[Data for analysis]
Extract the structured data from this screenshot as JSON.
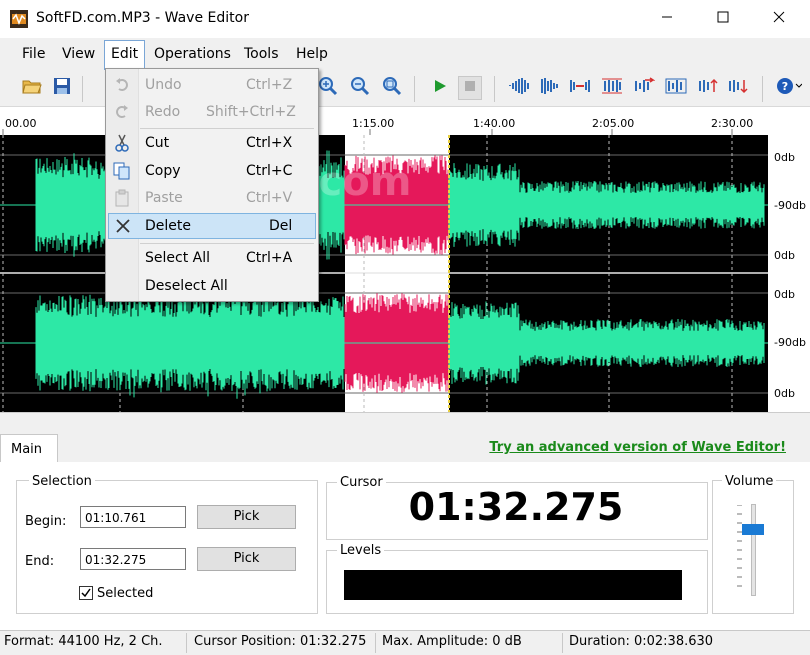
{
  "window": {
    "title": "SoftFD.com.MP3 - Wave Editor",
    "app_icon": "wave-editor-app-icon",
    "minimize_icon": "minimize-icon",
    "maximize_icon": "maximize-icon",
    "close_icon": "close-icon"
  },
  "menubar": {
    "items": [
      "File",
      "View",
      "Edit",
      "Operations",
      "Tools",
      "Help"
    ]
  },
  "edit_menu": {
    "items": [
      {
        "label": "Undo",
        "shortcut": "Ctrl+Z",
        "enabled": false,
        "icon": "undo-icon"
      },
      {
        "label": "Redo",
        "shortcut": "Shift+Ctrl+Z",
        "enabled": false,
        "icon": "redo-icon"
      },
      {
        "label": "Cut",
        "shortcut": "Ctrl+X",
        "enabled": true,
        "icon": "scissors-icon"
      },
      {
        "label": "Copy",
        "shortcut": "Ctrl+C",
        "enabled": true,
        "icon": "copy-icon"
      },
      {
        "label": "Paste",
        "shortcut": "Ctrl+V",
        "enabled": false,
        "icon": "paste-icon"
      },
      {
        "label": "Delete",
        "shortcut": "Del",
        "enabled": true,
        "icon": "delete-x-icon",
        "highlighted": true
      },
      {
        "label": "Select All",
        "shortcut": "Ctrl+A",
        "enabled": true
      },
      {
        "label": "Deselect All",
        "shortcut": "",
        "enabled": true
      }
    ]
  },
  "timeline": {
    "ticks": [
      "00.00",
      "1:15.00",
      "1:40.00",
      "2:05.00",
      "2:30.00"
    ]
  },
  "db_scale": {
    "labels": [
      "0db",
      "-90db",
      "0db",
      "0db",
      "-90db",
      "0db"
    ]
  },
  "watermark": "SoftFD.com",
  "colors": {
    "wave": "#2de8a6",
    "wave_selected": "#e5185a",
    "selection_bg": "#ffffff",
    "promo": "#1a8a1a",
    "volume_thumb": "#1a7ad4"
  },
  "tabs": {
    "main": "Main"
  },
  "promo_link": "Try an advanced version of Wave Editor!",
  "selection": {
    "title": "Selection",
    "begin_label": "Begin:",
    "begin_value": "01:10.761",
    "end_label": "End:",
    "end_value": "01:32.275",
    "pick_label": "Pick",
    "selected_label": "Selected",
    "selected_checked": true
  },
  "cursor": {
    "title": "Cursor",
    "time": "01:32.275"
  },
  "levels": {
    "title": "Levels"
  },
  "volume": {
    "title": "Volume",
    "level": 0.75
  },
  "status": {
    "format": "Format: 44100 Hz, 2 Ch.",
    "cursor_position": "Cursor Position: 01:32.275",
    "max_amplitude": "Max. Amplitude: 0 dB",
    "duration": "Duration: 0:02:38.630"
  }
}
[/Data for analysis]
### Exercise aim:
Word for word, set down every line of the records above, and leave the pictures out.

### Finished task:
Extract the structured data from this screenshot as JSON.
{
  "window": {
    "title": "SoftFD.com.MP3 - Wave Editor",
    "app_icon": "wave-editor-app-icon",
    "minimize_icon": "minimize-icon",
    "maximize_icon": "maximize-icon",
    "close_icon": "close-icon"
  },
  "menubar": {
    "items": [
      "File",
      "View",
      "Edit",
      "Operations",
      "Tools",
      "Help"
    ]
  },
  "edit_menu": {
    "items": [
      {
        "label": "Undo",
        "shortcut": "Ctrl+Z",
        "enabled": false,
        "icon": "undo-icon"
      },
      {
        "label": "Redo",
        "shortcut": "Shift+Ctrl+Z",
        "enabled": false,
        "icon": "redo-icon"
      },
      {
        "label": "Cut",
        "shortcut": "Ctrl+X",
        "enabled": true,
        "icon": "scissors-icon"
      },
      {
        "label": "Copy",
        "shortcut": "Ctrl+C",
        "enabled": true,
        "icon": "copy-icon"
      },
      {
        "label": "Paste",
        "shortcut": "Ctrl+V",
        "enabled": false,
        "icon": "paste-icon"
      },
      {
        "label": "Delete",
        "shortcut": "Del",
        "enabled": true,
        "icon": "delete-x-icon",
        "highlighted": true
      },
      {
        "label": "Select All",
        "shortcut": "Ctrl+A",
        "enabled": true
      },
      {
        "label": "Deselect All",
        "shortcut": "",
        "enabled": true
      }
    ]
  },
  "timeline": {
    "ticks": [
      "00.00",
      "1:15.00",
      "1:40.00",
      "2:05.00",
      "2:30.00"
    ]
  },
  "db_scale": {
    "labels": [
      "0db",
      "-90db",
      "0db",
      "0db",
      "-90db",
      "0db"
    ]
  },
  "watermark": "SoftFD.com",
  "colors": {
    "wave": "#2de8a6",
    "wave_selected": "#e5185a",
    "selection_bg": "#ffffff",
    "promo": "#1a8a1a",
    "volume_thumb": "#1a7ad4"
  },
  "tabs": {
    "main": "Main"
  },
  "promo_link": "Try an advanced version of Wave Editor!",
  "selection": {
    "title": "Selection",
    "begin_label": "Begin:",
    "begin_value": "01:10.761",
    "end_label": "End:",
    "end_value": "01:32.275",
    "pick_label": "Pick",
    "selected_label": "Selected",
    "selected_checked": true
  },
  "cursor": {
    "title": "Cursor",
    "time": "01:32.275"
  },
  "levels": {
    "title": "Levels"
  },
  "volume": {
    "title": "Volume",
    "level": 0.75
  },
  "status": {
    "format": "Format: 44100 Hz, 2 Ch.",
    "cursor_position": "Cursor Position: 01:32.275",
    "max_amplitude": "Max. Amplitude: 0 dB",
    "duration": "Duration: 0:02:38.630"
  }
}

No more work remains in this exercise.